The way of rendering anything tapu, was by making it red. When a person died, his house was thus painted; when the tapu was laid on anything, the chief erected a post and painted it with the kura; wherever a corpse rested, some memorial was set up; oftentimes the nearest stone, rock, or tree served as a page 96 monument; but whatever object was selected, it was sure to be painted red. If the corpse was conveyed by water, wherever they landed, a similar token was left; and when it reached its destination, the canoe was dragged on shore, painted red, and abandoned. When the hahunga took place, the scraped bones of the chief, thus ornamented, and wrapped in a red-stained mat, were deposited in a box or bowl, smeared with the sacred color, and placed in a painted tomb. Near his final restingplace a lofty and elaborately carved monument was erected to his memory; this was called he tiki, which was also thus colored.
In former times the chief anointed his entire person with red ochre and oil; when fully dressed on state occasions, both he and his wives had red paint and oil poured upon the crown of the head and forehead, which gave them a gory appearance, as though their skulls had been cleft asunder.
Red appears to have ever been a sacred color; it is still so universally in heathen lands, and has been so from remote antiquity.
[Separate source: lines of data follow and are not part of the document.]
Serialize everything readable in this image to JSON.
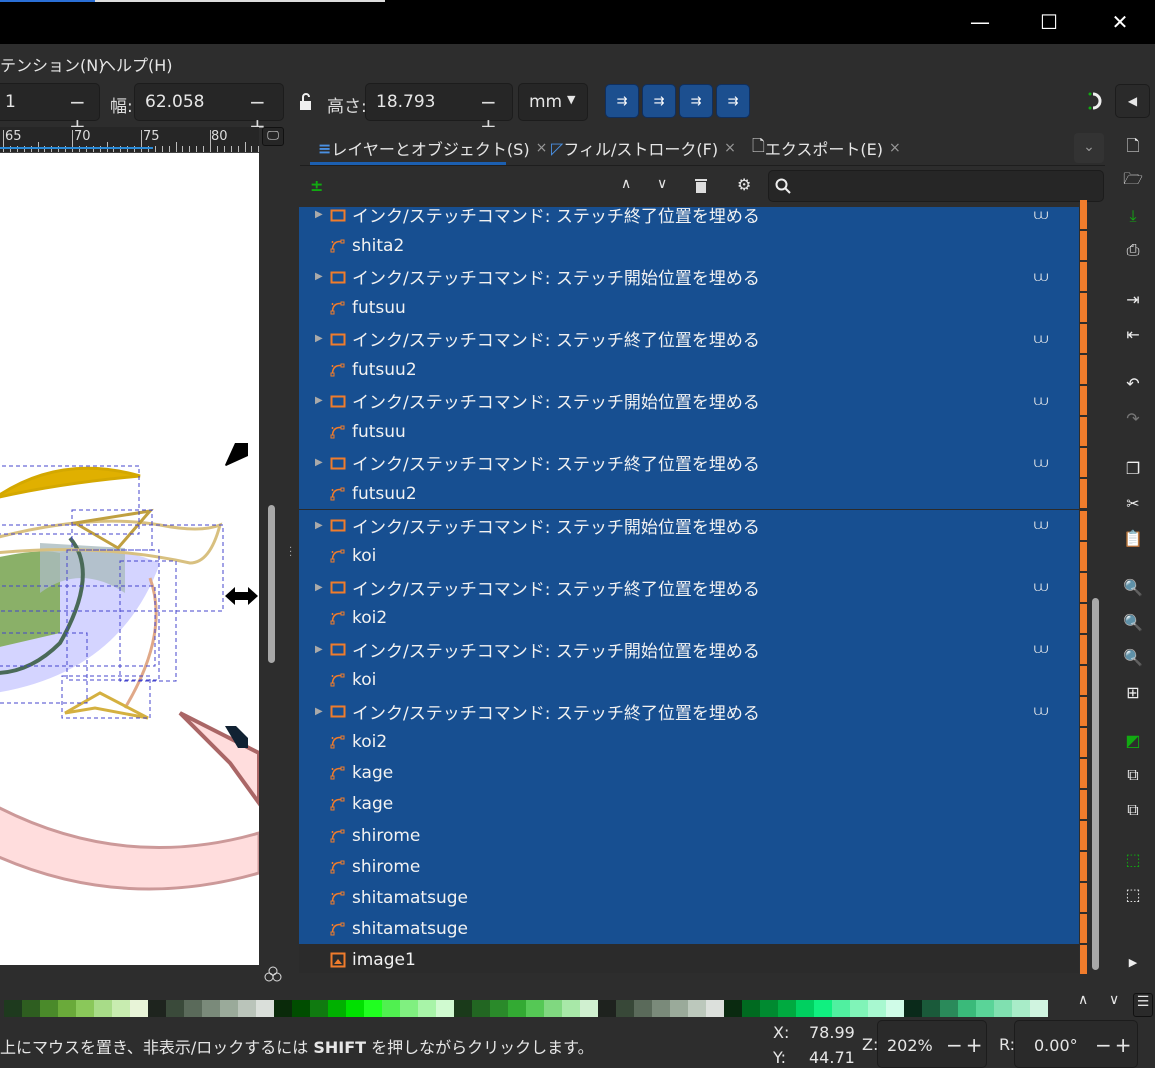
{
  "window": {
    "minimize": "—",
    "maximize": "☐",
    "close": "✕"
  },
  "menu": {
    "items": [
      "テンション(N)",
      "ヘルプ(H)"
    ]
  },
  "toolbar": {
    "x_value": "1",
    "w_label": "幅:",
    "w_value": "62.058",
    "h_label": "高さ:",
    "h_value": "18.793",
    "unit": "mm",
    "minus": "−",
    "plus": "+",
    "lock_icon": "lock-open-icon",
    "transform_buttons": [
      "scale-stroke",
      "scale-corners",
      "transform-gradients",
      "transform-patterns"
    ]
  },
  "ruler": {
    "labels": [
      "65",
      "70",
      "75",
      "80"
    ]
  },
  "panel": {
    "tabs": [
      {
        "label": "レイヤーとオブジェクト(S)",
        "icon": "layers-icon",
        "active": true
      },
      {
        "label": "フィル/ストローク(F)",
        "icon": "fill-stroke-icon"
      },
      {
        "label": "エクスポート(E)",
        "icon": "export-icon"
      }
    ],
    "tab_close": "×",
    "rows": [
      {
        "type": "group",
        "label": "インク/ステッチコマンド: ステッチ終了位置を埋める",
        "selected": true
      },
      {
        "type": "path",
        "label": "shita2",
        "selected": true
      },
      {
        "type": "group",
        "label": "インク/ステッチコマンド: ステッチ開始位置を埋める",
        "selected": true
      },
      {
        "type": "path",
        "label": "futsuu",
        "selected": true
      },
      {
        "type": "group",
        "label": "インク/ステッチコマンド: ステッチ終了位置を埋める",
        "selected": true
      },
      {
        "type": "path",
        "label": "futsuu2",
        "selected": true
      },
      {
        "type": "group",
        "label": "インク/ステッチコマンド: ステッチ開始位置を埋める",
        "selected": true
      },
      {
        "type": "path",
        "label": "futsuu",
        "selected": true
      },
      {
        "type": "group",
        "label": "インク/ステッチコマンド: ステッチ終了位置を埋める",
        "selected": true
      },
      {
        "type": "path",
        "label": "futsuu2",
        "selected": true
      },
      {
        "type": "group",
        "label": "インク/ステッチコマンド: ステッチ開始位置を埋める",
        "selected": true
      },
      {
        "type": "path",
        "label": "koi",
        "selected": true
      },
      {
        "type": "group",
        "label": "インク/ステッチコマンド: ステッチ終了位置を埋める",
        "selected": true
      },
      {
        "type": "path",
        "label": "koi2",
        "selected": true
      },
      {
        "type": "group",
        "label": "インク/ステッチコマンド: ステッチ開始位置を埋める",
        "selected": true
      },
      {
        "type": "path",
        "label": "koi",
        "selected": true
      },
      {
        "type": "group",
        "label": "インク/ステッチコマンド: ステッチ終了位置を埋める",
        "selected": true
      },
      {
        "type": "path",
        "label": "koi2",
        "selected": true
      },
      {
        "type": "path",
        "label": "kage",
        "selected": true
      },
      {
        "type": "path",
        "label": "kage",
        "selected": true
      },
      {
        "type": "path",
        "label": "shirome",
        "selected": true
      },
      {
        "type": "path",
        "label": "shirome",
        "selected": true
      },
      {
        "type": "path",
        "label": "shitamatsuge",
        "selected": true
      },
      {
        "type": "path",
        "label": "shitamatsuge",
        "selected": true
      },
      {
        "type": "image",
        "label": "image1",
        "selected": false
      }
    ]
  },
  "palette": [
    "#1e3a1e",
    "#2e5e20",
    "#4a8a2a",
    "#6aaa3a",
    "#8ac85a",
    "#a8dc88",
    "#c8ecb0",
    "#e8f4d8",
    "#1e241e",
    "#3a4a3a",
    "#5a6a5a",
    "#7a8a7a",
    "#9aaa9a",
    "#bac4ba",
    "#dadfda",
    "#0a2a0a",
    "#004d00",
    "#107a10",
    "#00b000",
    "#00e000",
    "#20ff20",
    "#50f050",
    "#80f080",
    "#a8f4a8",
    "#d0fad0",
    "#1a3a1a",
    "#226622",
    "#2a8a2a",
    "#33aa33",
    "#55c855",
    "#80d880",
    "#a8e8a8",
    "#d0f0d0",
    "#1e221e",
    "#384838",
    "#5a6a5a",
    "#7a8a7a",
    "#9aaa9a",
    "#bcc8bc",
    "#dce0dc",
    "#0a2a10",
    "#006a20",
    "#008a30",
    "#00aa40",
    "#00d060",
    "#10f080",
    "#50f0a0",
    "#80f4b8",
    "#a8f8d0",
    "#d0fce8",
    "#0a2a1a",
    "#1a5a3a",
    "#2a8a5a",
    "#3aba7a",
    "#5ad498",
    "#80e0b0",
    "#a8ecc8",
    "#d0f4e0"
  ],
  "status": {
    "message_pre": "上にマウスを置き、非表示/ロックするには ",
    "message_key": "SHIFT",
    "message_post": " を押しながらクリックします。",
    "x_label": "X:",
    "x_value": "78.99",
    "y_label": "Y:",
    "y_value": "44.71",
    "zoom_label": "Z:",
    "zoom_value": "202%",
    "rot_label": "R:",
    "rot_value": "0.00°"
  },
  "colors": {
    "selection": "#174f91",
    "accent_orange": "#f07c2c",
    "toolbar_blue": "#1c4f8f"
  }
}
The tabernacle was covered with skins dyed red; the houses of princes were ceiled with cedar, and painted with vermilion. Ezekiel speaks of the Chaldean images pourtrayed with vermilion. The heathen power is described by St. John as a great red dragon, and the anti-Christian one as a woman, clothed in scarlet, and sitting on a scarlet colored beast.
Red was the distinguishing color of kings, princes, and rich men; it still is the color of the Sovereign Pontiff and his Cardinals, who are clothed entirely in red, even from their hats to their very shoes.
It is the chief prized color of all savages, and Maori tradition records, that when they came from Hawaiki, they brought a supply of kura with them, that they might not be without so necessary an article.